(Web page and app entries)
((

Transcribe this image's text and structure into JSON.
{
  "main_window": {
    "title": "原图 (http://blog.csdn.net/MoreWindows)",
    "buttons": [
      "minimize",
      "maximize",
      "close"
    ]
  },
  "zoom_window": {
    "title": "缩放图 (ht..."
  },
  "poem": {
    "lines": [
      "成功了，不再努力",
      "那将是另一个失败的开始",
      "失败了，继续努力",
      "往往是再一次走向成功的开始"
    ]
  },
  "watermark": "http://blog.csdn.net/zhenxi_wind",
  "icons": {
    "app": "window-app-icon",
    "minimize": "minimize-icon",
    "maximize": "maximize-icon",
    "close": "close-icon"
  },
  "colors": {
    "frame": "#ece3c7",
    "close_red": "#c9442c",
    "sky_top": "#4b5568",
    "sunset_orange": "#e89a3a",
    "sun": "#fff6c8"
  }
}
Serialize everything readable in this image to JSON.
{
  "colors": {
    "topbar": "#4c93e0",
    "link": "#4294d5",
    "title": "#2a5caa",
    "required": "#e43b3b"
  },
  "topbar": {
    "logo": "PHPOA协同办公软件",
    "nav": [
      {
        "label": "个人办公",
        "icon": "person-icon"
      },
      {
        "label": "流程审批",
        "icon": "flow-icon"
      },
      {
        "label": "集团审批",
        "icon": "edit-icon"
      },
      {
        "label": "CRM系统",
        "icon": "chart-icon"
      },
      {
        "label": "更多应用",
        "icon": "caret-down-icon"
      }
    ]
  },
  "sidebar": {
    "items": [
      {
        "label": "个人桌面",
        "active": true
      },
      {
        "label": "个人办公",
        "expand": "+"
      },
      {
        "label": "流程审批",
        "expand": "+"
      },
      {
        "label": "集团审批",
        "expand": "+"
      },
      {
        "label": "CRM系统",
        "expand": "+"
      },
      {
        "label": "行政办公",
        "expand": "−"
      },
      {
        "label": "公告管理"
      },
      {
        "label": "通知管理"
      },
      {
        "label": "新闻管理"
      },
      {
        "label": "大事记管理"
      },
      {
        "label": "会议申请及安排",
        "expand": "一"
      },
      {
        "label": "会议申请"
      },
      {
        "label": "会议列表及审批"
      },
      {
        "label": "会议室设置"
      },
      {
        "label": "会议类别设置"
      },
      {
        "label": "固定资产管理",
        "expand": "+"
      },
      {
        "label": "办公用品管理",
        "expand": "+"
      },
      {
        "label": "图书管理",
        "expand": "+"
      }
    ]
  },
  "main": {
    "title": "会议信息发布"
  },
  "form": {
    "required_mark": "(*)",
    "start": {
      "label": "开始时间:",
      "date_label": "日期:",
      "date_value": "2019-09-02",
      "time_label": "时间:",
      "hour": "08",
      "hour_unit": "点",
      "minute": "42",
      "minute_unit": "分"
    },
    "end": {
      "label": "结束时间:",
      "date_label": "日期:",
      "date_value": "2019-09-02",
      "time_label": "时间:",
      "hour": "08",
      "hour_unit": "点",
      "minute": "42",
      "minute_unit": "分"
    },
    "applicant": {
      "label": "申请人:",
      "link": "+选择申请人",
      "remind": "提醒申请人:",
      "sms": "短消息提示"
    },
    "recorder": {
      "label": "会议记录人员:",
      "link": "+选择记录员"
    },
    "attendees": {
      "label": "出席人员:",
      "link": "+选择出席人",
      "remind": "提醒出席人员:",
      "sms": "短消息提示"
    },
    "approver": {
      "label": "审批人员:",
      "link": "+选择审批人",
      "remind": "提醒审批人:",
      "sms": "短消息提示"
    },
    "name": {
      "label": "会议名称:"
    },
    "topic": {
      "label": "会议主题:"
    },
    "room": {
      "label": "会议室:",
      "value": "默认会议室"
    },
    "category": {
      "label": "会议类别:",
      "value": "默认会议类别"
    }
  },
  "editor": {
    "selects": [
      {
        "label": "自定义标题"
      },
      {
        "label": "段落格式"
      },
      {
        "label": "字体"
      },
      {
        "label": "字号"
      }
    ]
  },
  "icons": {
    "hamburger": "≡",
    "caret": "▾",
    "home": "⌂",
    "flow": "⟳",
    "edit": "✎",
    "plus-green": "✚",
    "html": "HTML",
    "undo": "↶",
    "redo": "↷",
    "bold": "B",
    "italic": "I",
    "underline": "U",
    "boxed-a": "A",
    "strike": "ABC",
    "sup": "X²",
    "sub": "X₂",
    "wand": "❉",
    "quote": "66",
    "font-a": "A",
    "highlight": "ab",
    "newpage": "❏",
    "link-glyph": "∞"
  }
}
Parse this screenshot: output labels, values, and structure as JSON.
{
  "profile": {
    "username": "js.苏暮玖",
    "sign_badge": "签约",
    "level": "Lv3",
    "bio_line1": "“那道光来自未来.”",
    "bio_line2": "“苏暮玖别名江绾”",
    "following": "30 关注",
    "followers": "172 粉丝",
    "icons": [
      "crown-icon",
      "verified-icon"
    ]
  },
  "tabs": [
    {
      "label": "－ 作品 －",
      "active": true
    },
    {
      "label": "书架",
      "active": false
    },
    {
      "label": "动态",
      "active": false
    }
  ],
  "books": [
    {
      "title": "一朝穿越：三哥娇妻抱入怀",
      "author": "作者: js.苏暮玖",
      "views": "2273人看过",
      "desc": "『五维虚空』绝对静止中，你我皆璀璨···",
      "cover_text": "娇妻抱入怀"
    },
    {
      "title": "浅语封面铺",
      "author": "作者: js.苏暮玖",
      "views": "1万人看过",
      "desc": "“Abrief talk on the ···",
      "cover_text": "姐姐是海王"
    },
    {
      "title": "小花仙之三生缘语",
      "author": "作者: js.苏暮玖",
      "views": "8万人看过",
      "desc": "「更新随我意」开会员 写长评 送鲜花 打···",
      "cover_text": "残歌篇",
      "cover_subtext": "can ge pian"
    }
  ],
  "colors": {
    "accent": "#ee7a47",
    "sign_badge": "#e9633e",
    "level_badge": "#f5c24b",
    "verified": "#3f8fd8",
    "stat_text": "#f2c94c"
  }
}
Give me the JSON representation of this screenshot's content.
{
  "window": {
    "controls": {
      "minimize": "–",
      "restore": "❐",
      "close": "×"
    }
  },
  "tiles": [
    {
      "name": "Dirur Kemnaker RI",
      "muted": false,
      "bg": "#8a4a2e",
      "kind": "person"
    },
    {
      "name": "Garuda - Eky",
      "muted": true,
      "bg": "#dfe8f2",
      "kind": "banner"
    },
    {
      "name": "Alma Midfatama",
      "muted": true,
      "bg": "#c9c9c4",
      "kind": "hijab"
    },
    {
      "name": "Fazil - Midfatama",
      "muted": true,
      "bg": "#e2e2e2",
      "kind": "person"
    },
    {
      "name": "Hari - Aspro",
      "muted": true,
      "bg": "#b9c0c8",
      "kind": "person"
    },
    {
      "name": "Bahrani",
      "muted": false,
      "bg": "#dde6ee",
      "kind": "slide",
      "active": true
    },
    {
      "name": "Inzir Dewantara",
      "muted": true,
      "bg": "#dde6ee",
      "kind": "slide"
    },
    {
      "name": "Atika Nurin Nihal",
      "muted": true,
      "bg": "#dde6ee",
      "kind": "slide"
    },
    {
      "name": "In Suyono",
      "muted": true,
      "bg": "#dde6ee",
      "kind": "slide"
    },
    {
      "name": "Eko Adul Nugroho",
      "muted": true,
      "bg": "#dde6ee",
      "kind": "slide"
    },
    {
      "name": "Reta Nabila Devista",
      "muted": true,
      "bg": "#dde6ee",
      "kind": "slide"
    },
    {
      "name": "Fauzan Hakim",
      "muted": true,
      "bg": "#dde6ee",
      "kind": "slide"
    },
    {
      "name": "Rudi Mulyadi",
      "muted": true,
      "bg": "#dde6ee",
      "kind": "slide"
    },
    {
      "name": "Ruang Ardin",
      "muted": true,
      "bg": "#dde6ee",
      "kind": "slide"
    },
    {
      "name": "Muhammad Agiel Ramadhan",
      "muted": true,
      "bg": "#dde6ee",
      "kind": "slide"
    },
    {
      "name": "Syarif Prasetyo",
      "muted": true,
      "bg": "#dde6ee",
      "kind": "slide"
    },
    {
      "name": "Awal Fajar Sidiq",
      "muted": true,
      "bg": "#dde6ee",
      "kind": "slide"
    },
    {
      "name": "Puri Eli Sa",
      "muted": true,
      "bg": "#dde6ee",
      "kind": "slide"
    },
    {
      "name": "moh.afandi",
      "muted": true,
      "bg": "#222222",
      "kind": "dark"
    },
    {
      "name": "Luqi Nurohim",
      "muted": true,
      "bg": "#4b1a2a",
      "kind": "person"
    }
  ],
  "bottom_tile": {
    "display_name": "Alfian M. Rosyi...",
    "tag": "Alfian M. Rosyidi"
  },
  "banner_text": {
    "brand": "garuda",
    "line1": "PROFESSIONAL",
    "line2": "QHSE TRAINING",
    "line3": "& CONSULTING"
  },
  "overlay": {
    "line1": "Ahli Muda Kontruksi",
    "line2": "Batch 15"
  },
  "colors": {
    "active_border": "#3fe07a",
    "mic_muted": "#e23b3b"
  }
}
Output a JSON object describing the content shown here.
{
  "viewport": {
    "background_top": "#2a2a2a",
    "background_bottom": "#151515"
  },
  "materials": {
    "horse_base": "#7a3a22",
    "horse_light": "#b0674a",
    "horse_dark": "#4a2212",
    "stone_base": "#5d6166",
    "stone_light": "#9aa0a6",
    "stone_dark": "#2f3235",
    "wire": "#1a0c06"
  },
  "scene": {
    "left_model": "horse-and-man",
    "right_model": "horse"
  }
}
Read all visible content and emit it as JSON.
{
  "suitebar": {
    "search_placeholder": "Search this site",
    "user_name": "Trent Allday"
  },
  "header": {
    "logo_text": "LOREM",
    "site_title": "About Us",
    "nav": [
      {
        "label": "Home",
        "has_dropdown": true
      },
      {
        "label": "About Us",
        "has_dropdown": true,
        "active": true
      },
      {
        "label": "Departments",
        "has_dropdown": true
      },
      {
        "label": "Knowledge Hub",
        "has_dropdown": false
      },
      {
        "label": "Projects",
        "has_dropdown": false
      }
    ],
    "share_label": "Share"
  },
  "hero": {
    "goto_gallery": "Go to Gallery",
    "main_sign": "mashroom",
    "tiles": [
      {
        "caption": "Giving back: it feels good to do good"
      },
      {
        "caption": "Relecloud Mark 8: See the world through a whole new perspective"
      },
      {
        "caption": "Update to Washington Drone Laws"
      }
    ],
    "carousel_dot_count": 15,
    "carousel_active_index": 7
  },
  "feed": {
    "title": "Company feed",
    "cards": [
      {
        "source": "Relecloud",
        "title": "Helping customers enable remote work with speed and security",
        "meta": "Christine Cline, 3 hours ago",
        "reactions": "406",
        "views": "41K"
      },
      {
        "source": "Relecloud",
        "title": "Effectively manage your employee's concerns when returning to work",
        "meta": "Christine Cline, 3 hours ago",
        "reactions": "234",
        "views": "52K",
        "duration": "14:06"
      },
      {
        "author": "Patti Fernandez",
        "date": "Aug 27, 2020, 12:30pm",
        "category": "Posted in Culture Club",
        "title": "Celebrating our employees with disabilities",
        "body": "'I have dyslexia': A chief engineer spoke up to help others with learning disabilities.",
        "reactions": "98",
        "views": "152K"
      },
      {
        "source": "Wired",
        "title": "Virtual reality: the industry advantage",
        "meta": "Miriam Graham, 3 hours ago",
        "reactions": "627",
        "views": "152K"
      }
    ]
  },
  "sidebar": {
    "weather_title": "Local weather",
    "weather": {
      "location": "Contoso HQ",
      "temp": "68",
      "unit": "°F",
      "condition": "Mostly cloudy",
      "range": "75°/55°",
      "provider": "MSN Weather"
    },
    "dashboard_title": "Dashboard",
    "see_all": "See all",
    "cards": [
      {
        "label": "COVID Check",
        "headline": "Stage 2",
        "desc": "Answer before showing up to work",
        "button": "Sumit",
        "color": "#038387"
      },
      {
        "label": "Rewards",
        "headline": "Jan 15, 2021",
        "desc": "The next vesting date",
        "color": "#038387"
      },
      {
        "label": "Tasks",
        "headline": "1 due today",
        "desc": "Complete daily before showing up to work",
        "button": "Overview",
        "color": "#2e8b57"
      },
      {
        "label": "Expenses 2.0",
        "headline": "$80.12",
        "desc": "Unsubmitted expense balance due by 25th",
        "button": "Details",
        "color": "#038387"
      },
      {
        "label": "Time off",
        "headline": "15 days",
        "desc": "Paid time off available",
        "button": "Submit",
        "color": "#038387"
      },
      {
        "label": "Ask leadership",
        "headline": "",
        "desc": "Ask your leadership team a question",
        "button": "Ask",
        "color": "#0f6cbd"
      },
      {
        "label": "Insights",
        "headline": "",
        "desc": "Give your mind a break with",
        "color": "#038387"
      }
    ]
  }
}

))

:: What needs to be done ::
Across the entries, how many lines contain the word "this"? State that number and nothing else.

:: Answer below ::
5